··· PROVIDED ENTRIES ···

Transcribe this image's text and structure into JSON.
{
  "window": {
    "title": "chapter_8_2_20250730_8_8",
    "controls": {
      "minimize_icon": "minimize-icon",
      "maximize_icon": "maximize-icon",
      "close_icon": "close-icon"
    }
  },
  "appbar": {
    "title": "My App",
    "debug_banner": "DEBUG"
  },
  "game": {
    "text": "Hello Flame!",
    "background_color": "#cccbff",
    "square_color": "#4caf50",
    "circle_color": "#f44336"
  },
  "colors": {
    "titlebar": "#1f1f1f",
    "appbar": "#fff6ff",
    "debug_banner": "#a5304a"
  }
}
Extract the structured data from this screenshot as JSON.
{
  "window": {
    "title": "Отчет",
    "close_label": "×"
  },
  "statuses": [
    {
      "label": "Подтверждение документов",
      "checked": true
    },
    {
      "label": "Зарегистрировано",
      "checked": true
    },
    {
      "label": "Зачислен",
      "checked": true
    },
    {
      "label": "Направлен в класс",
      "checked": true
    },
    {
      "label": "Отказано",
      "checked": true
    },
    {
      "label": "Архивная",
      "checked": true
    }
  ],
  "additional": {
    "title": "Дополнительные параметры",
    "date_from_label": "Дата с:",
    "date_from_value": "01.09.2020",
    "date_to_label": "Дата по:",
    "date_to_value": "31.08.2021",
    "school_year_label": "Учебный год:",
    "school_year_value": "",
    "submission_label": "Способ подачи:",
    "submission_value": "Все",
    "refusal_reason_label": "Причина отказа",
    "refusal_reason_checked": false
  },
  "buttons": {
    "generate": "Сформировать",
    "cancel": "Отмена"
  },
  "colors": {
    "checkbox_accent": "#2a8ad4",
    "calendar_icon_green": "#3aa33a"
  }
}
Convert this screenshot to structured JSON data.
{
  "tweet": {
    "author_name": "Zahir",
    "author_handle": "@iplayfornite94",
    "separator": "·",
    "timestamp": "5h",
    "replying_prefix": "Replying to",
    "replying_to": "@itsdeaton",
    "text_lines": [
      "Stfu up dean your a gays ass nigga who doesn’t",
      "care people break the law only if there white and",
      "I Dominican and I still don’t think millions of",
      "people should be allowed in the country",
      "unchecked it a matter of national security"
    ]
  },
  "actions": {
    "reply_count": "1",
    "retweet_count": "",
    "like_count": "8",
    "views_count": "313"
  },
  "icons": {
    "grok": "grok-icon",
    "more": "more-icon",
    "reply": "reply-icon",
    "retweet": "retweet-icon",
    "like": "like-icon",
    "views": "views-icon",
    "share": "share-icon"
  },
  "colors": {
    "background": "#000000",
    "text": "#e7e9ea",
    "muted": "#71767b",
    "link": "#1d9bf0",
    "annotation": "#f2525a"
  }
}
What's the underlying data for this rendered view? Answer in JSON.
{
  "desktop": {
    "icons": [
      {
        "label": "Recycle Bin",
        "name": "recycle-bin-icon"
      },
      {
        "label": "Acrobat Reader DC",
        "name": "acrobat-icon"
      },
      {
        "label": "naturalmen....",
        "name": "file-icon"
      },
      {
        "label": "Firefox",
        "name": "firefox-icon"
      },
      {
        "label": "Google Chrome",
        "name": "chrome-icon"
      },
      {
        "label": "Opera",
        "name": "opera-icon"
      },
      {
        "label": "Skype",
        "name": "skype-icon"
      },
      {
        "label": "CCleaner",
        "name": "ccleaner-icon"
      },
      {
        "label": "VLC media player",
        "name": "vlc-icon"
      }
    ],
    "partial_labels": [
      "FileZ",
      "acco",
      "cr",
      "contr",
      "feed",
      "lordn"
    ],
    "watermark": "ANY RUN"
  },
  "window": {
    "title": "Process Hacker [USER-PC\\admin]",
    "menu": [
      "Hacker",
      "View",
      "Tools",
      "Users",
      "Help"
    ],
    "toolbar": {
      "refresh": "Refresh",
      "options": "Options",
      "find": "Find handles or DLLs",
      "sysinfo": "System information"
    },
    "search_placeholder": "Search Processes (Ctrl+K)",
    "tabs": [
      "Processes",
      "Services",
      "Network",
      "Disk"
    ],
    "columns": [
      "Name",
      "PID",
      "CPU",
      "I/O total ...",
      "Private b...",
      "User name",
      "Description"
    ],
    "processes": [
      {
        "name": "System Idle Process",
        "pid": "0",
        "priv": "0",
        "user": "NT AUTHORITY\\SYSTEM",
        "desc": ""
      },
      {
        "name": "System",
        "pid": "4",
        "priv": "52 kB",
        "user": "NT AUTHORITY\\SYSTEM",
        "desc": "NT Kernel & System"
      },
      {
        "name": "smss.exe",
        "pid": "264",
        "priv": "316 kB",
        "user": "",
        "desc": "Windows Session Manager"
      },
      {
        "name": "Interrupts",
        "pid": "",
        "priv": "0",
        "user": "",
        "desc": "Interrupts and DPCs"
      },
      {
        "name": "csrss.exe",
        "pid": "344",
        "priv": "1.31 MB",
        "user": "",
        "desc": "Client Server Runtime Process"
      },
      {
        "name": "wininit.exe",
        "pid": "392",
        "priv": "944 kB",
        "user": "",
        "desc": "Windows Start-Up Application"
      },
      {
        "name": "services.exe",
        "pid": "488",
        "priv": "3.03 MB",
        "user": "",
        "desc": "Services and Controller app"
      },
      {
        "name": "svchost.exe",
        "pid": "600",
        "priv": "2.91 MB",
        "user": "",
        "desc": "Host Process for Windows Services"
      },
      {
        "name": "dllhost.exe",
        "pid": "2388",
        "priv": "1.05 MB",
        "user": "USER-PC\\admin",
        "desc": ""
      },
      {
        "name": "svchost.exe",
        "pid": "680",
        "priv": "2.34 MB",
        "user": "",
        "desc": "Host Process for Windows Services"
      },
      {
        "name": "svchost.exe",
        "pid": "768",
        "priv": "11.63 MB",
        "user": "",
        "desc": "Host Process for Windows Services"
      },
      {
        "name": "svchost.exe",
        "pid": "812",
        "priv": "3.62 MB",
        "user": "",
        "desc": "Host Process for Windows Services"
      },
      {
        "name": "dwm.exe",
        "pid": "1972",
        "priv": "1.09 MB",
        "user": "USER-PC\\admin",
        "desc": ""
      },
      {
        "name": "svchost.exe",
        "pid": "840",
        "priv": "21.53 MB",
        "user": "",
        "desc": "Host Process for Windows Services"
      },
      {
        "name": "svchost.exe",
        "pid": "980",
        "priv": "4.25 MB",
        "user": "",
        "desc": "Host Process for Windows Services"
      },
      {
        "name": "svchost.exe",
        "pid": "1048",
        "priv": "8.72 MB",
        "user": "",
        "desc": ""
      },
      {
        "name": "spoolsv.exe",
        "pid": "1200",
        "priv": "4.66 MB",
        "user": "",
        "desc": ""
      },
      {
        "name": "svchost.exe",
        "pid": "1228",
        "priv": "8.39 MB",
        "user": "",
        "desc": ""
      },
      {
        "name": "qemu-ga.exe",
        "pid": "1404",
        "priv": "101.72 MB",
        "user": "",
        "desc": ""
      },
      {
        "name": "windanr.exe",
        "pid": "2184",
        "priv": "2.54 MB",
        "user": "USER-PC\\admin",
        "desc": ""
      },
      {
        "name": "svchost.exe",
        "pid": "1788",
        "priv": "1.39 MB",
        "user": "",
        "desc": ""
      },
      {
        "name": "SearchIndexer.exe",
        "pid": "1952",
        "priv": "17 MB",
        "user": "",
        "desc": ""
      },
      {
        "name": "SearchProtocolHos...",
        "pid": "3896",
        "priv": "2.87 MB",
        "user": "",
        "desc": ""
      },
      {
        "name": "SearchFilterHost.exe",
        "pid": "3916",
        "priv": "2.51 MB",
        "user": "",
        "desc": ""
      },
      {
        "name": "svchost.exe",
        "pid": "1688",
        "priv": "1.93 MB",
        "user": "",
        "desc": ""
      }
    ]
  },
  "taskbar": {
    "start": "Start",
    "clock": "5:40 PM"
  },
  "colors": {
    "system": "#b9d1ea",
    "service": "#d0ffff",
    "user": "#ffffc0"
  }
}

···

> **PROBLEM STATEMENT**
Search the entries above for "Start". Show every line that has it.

> **EXERCISE ANSWER**
        "desc": "Windows Start-Up Application"
    "start": "Start",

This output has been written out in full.